### Goal of the exercise
Review the material and extract every line in which the word "Przesuń" occurs.

== Segment start ==

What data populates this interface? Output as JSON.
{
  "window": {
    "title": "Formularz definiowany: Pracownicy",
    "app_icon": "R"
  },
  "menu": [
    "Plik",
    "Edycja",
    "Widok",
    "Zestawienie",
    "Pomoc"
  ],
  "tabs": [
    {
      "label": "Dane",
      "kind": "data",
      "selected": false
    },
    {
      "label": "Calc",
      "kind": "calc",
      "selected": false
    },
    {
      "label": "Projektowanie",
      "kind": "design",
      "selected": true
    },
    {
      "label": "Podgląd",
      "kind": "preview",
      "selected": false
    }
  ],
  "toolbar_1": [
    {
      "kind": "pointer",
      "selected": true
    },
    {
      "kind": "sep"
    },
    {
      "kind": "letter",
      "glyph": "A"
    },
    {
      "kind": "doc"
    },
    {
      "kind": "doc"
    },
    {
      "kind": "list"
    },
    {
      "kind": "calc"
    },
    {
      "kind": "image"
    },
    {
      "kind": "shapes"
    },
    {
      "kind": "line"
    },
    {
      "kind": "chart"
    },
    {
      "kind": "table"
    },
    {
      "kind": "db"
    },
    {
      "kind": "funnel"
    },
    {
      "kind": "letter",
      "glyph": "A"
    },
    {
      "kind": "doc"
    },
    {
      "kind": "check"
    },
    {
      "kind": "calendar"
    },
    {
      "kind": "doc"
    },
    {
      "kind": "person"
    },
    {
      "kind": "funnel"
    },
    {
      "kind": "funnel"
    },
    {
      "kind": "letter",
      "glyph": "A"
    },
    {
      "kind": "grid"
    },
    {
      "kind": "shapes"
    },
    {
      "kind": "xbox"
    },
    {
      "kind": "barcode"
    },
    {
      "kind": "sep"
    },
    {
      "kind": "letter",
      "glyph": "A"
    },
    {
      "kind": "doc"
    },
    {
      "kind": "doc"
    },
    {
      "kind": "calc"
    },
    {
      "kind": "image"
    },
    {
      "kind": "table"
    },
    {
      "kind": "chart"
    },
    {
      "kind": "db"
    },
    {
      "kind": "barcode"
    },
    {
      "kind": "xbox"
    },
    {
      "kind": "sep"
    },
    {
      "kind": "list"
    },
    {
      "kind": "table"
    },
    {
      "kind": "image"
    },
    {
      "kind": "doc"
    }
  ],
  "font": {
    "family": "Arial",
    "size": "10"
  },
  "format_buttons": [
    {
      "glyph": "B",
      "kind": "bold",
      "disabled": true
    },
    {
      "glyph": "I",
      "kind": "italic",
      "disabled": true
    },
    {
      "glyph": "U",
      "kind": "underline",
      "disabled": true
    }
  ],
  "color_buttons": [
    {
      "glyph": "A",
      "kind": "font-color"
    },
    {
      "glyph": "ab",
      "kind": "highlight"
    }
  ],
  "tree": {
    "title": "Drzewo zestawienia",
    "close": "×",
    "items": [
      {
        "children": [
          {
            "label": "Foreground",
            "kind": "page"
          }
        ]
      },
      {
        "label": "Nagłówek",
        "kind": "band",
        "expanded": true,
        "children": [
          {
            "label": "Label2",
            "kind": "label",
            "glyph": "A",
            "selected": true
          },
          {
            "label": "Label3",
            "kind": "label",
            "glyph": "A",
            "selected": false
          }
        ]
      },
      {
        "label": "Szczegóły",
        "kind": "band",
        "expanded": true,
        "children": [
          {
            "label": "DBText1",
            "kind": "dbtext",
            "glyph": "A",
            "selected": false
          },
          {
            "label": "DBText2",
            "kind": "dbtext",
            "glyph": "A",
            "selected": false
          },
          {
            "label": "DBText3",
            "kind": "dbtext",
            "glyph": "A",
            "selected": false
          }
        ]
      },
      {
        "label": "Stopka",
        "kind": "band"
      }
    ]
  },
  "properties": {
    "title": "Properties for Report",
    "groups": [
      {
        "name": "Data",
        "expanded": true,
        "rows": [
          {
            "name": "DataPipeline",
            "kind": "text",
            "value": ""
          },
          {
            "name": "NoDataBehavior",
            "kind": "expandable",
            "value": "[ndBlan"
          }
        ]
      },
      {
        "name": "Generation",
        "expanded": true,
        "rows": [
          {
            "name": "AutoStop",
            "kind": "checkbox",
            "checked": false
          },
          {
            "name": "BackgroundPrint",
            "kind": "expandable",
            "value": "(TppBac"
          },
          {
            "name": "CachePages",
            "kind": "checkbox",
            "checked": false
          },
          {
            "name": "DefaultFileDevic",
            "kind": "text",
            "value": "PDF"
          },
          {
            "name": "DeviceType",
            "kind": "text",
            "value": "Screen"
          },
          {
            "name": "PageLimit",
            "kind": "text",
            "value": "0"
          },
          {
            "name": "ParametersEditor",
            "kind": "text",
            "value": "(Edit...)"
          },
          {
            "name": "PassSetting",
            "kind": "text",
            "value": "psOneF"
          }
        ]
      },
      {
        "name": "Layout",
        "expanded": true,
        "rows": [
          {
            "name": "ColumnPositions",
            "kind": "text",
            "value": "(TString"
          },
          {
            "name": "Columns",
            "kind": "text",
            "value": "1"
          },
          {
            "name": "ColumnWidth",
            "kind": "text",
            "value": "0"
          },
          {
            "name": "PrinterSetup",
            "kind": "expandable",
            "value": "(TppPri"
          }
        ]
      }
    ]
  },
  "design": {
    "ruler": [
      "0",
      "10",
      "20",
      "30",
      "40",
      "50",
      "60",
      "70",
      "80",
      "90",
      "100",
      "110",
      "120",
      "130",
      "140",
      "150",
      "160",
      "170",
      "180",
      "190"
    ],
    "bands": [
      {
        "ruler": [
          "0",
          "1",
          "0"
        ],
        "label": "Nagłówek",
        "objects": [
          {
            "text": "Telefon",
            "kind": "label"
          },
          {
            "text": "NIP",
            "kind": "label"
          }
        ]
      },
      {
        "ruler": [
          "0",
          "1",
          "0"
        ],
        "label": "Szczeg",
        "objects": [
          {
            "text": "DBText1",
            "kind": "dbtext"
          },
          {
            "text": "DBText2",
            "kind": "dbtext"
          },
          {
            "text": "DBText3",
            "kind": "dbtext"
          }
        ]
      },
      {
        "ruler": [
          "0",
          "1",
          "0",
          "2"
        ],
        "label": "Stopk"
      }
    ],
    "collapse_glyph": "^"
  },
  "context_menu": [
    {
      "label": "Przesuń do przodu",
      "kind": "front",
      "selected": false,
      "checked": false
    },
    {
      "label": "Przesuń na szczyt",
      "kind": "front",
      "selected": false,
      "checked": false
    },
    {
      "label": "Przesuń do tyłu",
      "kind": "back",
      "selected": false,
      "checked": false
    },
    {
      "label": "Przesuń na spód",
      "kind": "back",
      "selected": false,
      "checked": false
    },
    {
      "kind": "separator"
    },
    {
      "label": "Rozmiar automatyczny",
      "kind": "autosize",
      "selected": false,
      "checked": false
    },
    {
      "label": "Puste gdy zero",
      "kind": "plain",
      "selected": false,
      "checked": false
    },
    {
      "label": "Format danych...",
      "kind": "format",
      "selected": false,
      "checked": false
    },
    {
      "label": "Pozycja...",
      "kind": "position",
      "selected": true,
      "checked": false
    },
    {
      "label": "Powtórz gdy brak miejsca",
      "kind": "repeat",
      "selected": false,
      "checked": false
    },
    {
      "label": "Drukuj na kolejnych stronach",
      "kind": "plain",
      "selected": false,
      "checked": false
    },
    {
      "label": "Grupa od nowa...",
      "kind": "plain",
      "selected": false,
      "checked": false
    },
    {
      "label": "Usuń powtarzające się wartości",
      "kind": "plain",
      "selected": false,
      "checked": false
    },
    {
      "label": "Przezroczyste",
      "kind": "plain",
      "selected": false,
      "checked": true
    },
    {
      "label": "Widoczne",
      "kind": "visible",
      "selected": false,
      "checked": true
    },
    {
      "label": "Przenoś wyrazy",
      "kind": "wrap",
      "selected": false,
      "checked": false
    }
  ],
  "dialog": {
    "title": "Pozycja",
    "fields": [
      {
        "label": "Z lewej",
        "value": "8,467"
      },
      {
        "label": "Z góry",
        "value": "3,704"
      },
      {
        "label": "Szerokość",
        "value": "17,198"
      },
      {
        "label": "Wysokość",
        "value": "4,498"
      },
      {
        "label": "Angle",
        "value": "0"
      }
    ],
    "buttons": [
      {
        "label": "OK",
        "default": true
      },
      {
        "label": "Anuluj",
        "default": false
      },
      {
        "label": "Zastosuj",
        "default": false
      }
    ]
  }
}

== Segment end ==

### Expected answer
      "label": "Przesuń do przodu",
      "label": "Przesuń na szczyt",
      "label": "Przesuń do tyłu",
      "label": "Przesuń na spód",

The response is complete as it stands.